=== ABOUT THIS EXERCISE ===
Go line by line through the entries and show those that hold the string "Morning".

=== DATA TO USE ===

....

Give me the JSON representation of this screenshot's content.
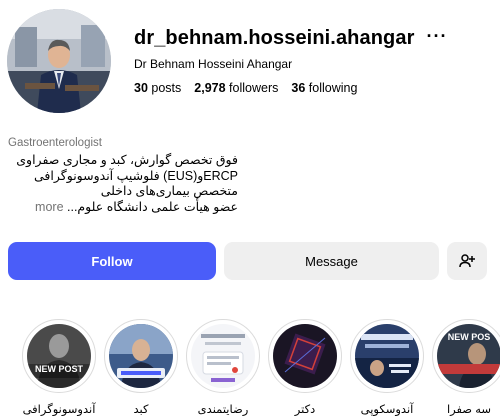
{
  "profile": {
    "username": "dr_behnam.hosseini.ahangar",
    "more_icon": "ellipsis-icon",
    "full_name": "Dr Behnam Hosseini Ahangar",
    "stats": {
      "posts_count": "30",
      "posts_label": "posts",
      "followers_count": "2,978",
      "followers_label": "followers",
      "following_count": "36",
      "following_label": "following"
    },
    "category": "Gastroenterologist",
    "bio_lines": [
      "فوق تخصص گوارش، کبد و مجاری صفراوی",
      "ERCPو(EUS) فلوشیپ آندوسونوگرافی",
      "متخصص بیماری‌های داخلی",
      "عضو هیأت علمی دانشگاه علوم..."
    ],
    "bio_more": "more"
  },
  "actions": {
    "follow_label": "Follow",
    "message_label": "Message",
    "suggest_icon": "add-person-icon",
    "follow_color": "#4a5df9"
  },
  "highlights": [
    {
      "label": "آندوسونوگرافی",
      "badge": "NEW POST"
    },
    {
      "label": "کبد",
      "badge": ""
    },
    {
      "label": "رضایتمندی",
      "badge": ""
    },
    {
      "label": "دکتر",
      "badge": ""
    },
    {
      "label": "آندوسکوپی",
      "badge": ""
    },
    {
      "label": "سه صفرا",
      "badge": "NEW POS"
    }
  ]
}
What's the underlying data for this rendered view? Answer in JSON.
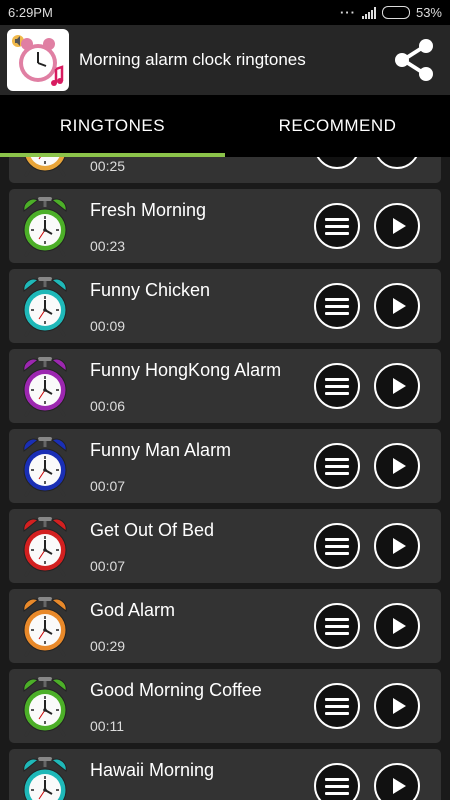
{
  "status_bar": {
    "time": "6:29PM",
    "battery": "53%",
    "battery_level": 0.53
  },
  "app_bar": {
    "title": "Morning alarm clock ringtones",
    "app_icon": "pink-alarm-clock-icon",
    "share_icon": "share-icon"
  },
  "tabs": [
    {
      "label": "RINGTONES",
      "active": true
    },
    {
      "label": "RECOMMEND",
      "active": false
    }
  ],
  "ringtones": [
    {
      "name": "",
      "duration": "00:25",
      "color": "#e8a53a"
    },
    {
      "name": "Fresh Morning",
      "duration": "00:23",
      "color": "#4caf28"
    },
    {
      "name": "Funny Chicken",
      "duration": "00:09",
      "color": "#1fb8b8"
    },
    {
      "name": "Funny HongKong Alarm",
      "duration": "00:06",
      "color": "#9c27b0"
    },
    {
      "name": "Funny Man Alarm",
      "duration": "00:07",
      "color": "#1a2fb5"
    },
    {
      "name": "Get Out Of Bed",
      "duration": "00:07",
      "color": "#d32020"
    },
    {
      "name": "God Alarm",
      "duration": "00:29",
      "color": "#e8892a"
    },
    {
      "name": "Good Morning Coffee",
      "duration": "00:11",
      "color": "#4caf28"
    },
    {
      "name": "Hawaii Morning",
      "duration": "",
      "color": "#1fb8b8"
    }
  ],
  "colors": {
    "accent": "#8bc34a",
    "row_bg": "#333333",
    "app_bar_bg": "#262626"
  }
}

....

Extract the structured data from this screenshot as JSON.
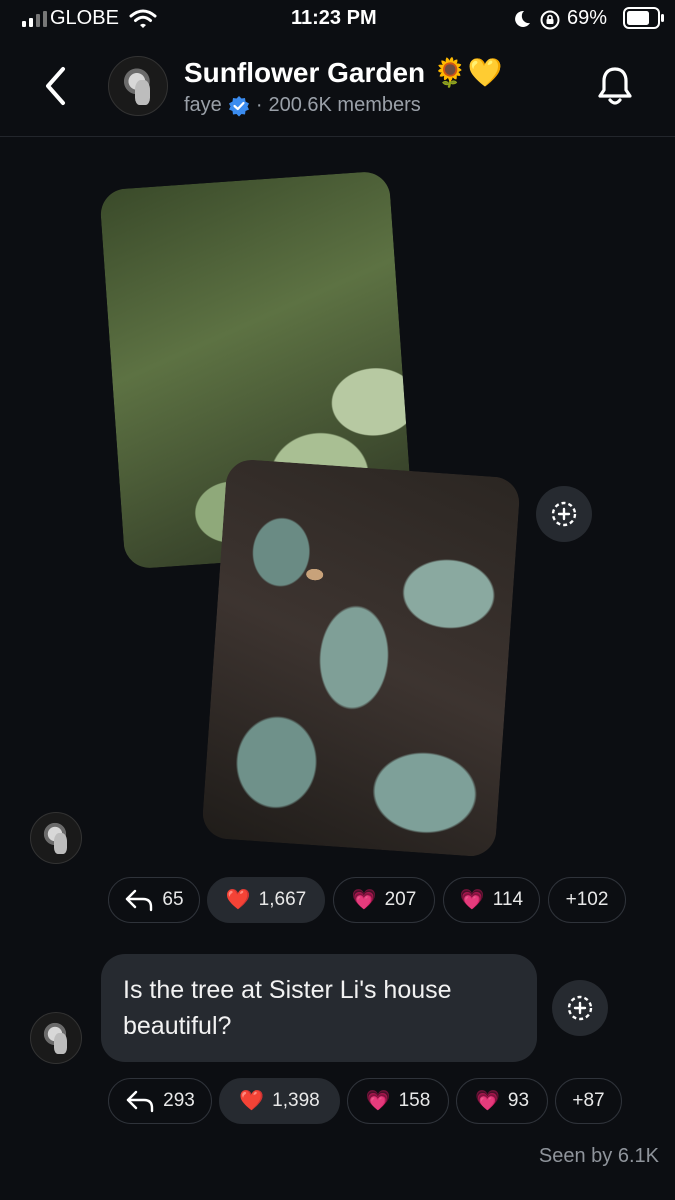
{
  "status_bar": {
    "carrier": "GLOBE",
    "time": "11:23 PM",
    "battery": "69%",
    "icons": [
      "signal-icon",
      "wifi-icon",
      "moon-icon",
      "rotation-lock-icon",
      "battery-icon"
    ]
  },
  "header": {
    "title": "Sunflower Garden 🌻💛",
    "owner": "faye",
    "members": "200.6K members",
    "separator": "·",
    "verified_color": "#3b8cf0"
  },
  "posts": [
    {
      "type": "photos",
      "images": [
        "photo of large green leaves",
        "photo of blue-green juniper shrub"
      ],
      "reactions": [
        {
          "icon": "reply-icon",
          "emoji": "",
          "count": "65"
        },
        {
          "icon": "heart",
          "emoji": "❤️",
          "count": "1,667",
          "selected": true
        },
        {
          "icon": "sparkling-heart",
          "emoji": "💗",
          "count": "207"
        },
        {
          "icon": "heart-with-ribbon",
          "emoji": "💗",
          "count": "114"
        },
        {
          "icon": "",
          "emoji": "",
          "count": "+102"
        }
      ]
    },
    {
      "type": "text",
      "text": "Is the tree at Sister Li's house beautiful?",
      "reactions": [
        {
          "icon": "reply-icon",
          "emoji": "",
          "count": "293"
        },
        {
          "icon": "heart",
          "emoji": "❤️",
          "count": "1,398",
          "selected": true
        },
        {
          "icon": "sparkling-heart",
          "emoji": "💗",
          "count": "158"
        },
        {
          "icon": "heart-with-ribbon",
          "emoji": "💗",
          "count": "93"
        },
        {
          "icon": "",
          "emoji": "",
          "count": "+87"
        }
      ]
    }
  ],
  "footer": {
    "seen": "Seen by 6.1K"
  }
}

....

=== ANSWER TO THE EXERCISE ===
    "title": "Morning alarm clock ringtones",
      "name": "Fresh Morning",
      "name": "Good Morning Coffee",
      "name": "Hawaii Morning",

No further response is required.